Here the job is to print all of the entries below verbatim and leave out any picture.

> DATA FOR REVIEW
━━━━━━━━━━━━━━━━━━━━━━━━━━━━━━
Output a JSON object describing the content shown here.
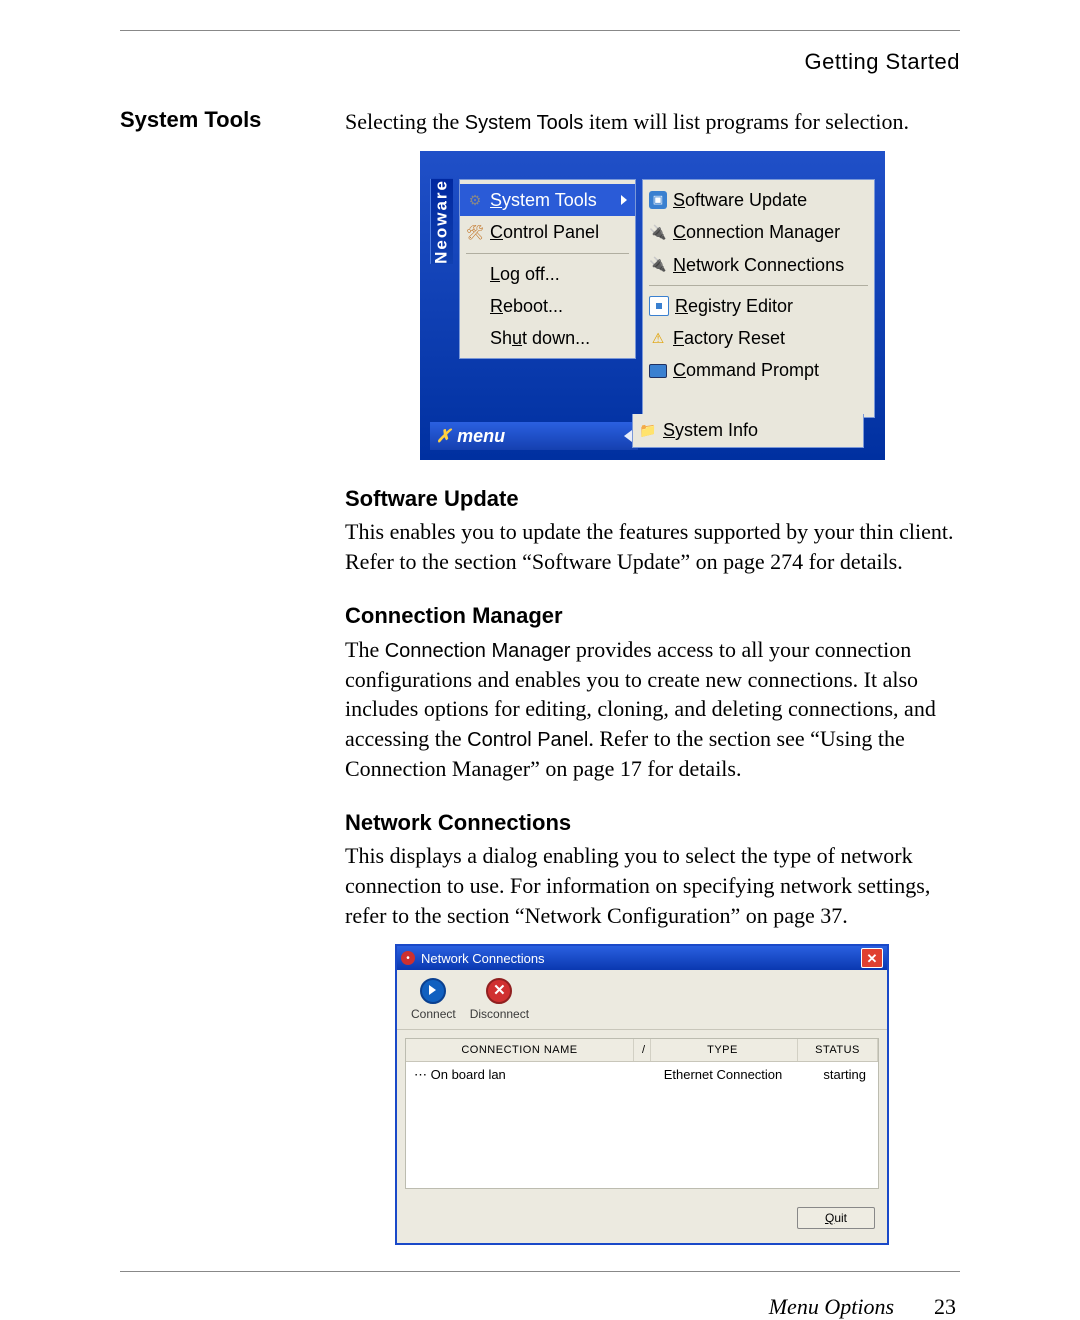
{
  "runningHead": "Getting Started",
  "marginHeading": "System Tools",
  "intro_pre": "Selecting the ",
  "intro_code": "System Tools",
  "intro_post": " item will list programs for selection.",
  "menu": {
    "brand": "Neoware",
    "bar_label": "menu",
    "left": {
      "system_tools": "System Tools",
      "control_panel": "Control Panel",
      "log_off": "Log off...",
      "reboot": "Reboot...",
      "shut_down": "Shut down..."
    },
    "right": {
      "software_update": "Software Update",
      "connection_manager": "Connection Manager",
      "network_connections": "Network Connections",
      "registry_editor": "Registry Editor",
      "factory_reset": "Factory Reset",
      "command_prompt": "Command Prompt",
      "system_info": "System Info"
    }
  },
  "sections": {
    "software_update": {
      "title": "Software Update",
      "body": "This enables you to update the features supported by your thin client. Refer to the section “Software Update” on page 274 for details."
    },
    "connection_manager": {
      "title": "Connection Manager",
      "body_pre": "The ",
      "body_code1": "Connection Manager",
      "body_mid": " provides access to all your connection configurations and enables you to create new connections. It also includes options for editing, cloning, and deleting connections, and accessing the ",
      "body_code2": "Control Panel",
      "body_post": ". Refer to the section see “Using the Connection Manager” on page 17 for details."
    },
    "network_connections": {
      "title": "Network Connections",
      "body": "This displays a dialog enabling you to select the type of network connection to use. For information on specifying network settings, refer to the section “Network Configuration” on page 37."
    }
  },
  "dialog": {
    "title": "Network Connections",
    "toolbar": {
      "connect": "Connect",
      "disconnect": "Disconnect"
    },
    "columns": {
      "name": "CONNECTION NAME",
      "type": "TYPE",
      "status": "STATUS"
    },
    "row": {
      "name": "On board lan",
      "type": "Ethernet Connection",
      "status": "starting"
    },
    "quit": "Quit"
  },
  "footer": {
    "section": "Menu Options",
    "page": "23"
  }
}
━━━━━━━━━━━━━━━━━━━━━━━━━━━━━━
> SOLVED PROBLEM
Output a JSON object describing the content shown here.
{
  "runningHead": "Getting Started",
  "marginHeading": "System Tools",
  "intro_pre": "Selecting the ",
  "intro_code": "System Tools",
  "intro_post": " item will list programs for selection.",
  "menu": {
    "brand": "Neoware",
    "bar_label": "menu",
    "left": {
      "system_tools": "System Tools",
      "control_panel": "Control Panel",
      "log_off": "Log off...",
      "reboot": "Reboot...",
      "shut_down": "Shut down..."
    },
    "right": {
      "software_update": "Software Update",
      "connection_manager": "Connection Manager",
      "network_connections": "Network Connections",
      "registry_editor": "Registry Editor",
      "factory_reset": "Factory Reset",
      "command_prompt": "Command Prompt",
      "system_info": "System Info"
    }
  },
  "sections": {
    "software_update": {
      "title": "Software Update",
      "body": "This enables you to update the features supported by your thin client. Refer to the section “Software Update” on page 274 for details."
    },
    "connection_manager": {
      "title": "Connection Manager",
      "body_pre": "The ",
      "body_code1": "Connection Manager",
      "body_mid": " provides access to all your connection configurations and enables you to create new connections. It also includes options for editing, cloning, and deleting connections, and accessing the ",
      "body_code2": "Control Panel",
      "body_post": ". Refer to the section see “Using the Connection Manager” on page 17 for details."
    },
    "network_connections": {
      "title": "Network Connections",
      "body": "This displays a dialog enabling you to select the type of network connection to use. For information on specifying network settings, refer to the section “Network Configuration” on page 37."
    }
  },
  "dialog": {
    "title": "Network Connections",
    "toolbar": {
      "connect": "Connect",
      "disconnect": "Disconnect"
    },
    "columns": {
      "name": "CONNECTION NAME",
      "type": "TYPE",
      "status": "STATUS"
    },
    "row": {
      "name": "On board lan",
      "type": "Ethernet Connection",
      "status": "starting"
    },
    "quit": "Quit"
  },
  "footer": {
    "section": "Menu Options",
    "page": "23"
  }
}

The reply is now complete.